*WHAT YOU HAVE TO DO*: Every line of the following records that includes "Weather" should be copied.

*MATERIAL SHOWN*:
⁂
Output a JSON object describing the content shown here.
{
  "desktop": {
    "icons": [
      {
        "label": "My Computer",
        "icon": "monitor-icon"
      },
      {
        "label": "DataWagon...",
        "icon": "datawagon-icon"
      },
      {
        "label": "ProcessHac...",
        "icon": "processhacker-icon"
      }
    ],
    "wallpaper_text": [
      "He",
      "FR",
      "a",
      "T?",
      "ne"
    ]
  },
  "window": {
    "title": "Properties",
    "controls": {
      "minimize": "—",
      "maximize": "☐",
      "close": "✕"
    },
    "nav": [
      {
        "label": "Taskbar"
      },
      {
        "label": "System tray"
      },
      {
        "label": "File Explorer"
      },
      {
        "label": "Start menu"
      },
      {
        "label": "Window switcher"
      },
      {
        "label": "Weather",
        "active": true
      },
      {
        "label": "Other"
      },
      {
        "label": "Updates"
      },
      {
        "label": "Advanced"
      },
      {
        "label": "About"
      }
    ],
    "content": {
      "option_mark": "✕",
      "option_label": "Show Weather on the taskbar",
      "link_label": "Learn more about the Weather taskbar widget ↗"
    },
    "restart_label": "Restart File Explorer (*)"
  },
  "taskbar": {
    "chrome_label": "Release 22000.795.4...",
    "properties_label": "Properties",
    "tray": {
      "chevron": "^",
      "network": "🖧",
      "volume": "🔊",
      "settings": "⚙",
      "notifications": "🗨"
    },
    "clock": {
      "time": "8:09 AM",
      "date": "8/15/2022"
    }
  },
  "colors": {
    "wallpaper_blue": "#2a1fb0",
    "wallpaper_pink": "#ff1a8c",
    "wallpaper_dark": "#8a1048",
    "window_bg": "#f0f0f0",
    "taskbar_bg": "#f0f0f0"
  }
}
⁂
*ANSWER BOX*:
        "label": "Weather",
      "option_label": "Show Weather on the taskbar",
      "link_label": "Learn more about the Weather taskbar widget ↗"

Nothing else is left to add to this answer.